───── RECORDS SHOWN
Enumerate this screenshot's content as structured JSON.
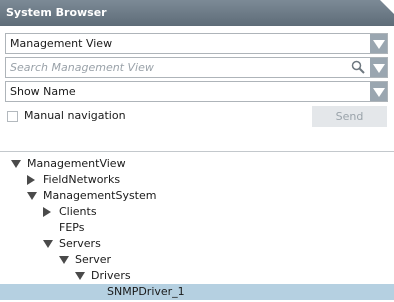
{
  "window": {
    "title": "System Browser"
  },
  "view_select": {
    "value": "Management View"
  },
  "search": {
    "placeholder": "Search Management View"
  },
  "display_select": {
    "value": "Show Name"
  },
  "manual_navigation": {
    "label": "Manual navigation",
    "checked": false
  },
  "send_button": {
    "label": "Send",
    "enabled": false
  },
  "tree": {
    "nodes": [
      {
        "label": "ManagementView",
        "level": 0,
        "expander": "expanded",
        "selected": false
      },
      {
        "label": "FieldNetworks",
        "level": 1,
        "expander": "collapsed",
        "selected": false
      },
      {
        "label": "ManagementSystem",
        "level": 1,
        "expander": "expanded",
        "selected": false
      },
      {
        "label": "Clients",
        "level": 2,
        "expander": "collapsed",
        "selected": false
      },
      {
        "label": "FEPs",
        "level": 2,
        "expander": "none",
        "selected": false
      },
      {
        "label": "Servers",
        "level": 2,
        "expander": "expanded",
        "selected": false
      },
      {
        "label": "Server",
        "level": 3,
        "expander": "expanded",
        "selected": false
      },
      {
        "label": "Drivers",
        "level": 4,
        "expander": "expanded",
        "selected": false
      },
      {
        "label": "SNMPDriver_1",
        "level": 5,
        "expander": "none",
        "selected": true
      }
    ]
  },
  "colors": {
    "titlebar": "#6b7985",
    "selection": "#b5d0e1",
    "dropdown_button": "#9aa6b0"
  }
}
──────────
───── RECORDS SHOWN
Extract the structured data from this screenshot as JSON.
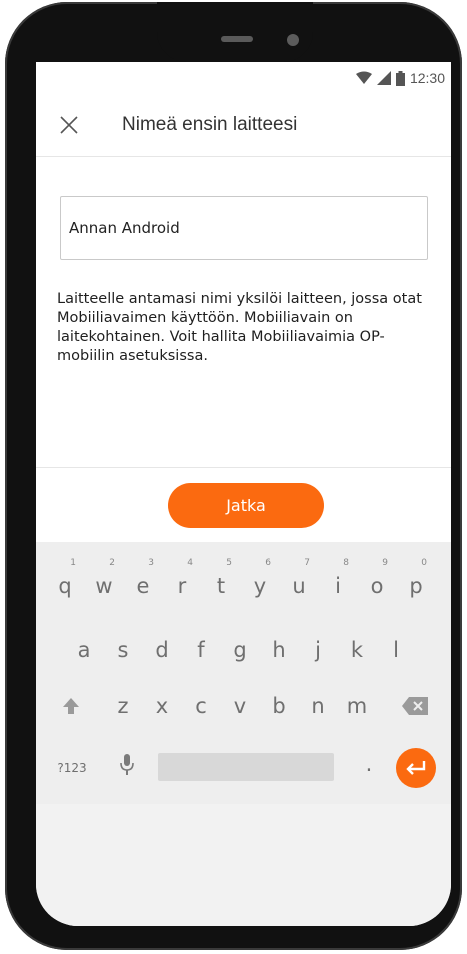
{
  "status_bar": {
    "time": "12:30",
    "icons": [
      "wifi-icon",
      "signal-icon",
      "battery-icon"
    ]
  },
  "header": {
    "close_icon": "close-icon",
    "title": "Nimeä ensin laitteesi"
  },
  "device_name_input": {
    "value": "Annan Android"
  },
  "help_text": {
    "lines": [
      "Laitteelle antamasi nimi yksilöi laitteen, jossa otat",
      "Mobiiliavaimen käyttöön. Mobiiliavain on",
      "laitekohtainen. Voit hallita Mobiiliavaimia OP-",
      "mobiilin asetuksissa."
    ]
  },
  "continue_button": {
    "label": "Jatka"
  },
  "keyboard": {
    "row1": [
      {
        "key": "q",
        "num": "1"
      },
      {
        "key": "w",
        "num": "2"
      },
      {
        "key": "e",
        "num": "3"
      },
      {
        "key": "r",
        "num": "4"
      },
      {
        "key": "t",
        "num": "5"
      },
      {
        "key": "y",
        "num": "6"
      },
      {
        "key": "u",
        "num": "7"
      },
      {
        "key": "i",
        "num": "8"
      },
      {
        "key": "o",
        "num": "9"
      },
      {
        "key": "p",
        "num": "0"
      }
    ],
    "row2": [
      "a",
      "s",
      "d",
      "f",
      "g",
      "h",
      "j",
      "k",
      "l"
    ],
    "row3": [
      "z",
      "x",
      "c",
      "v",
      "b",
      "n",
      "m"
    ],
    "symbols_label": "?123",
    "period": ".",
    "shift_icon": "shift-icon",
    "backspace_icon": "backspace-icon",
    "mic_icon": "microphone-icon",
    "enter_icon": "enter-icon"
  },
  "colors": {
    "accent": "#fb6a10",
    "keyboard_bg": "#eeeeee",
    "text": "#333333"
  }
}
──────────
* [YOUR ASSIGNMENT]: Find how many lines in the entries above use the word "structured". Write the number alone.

* [EXERCISE RESULT]: 2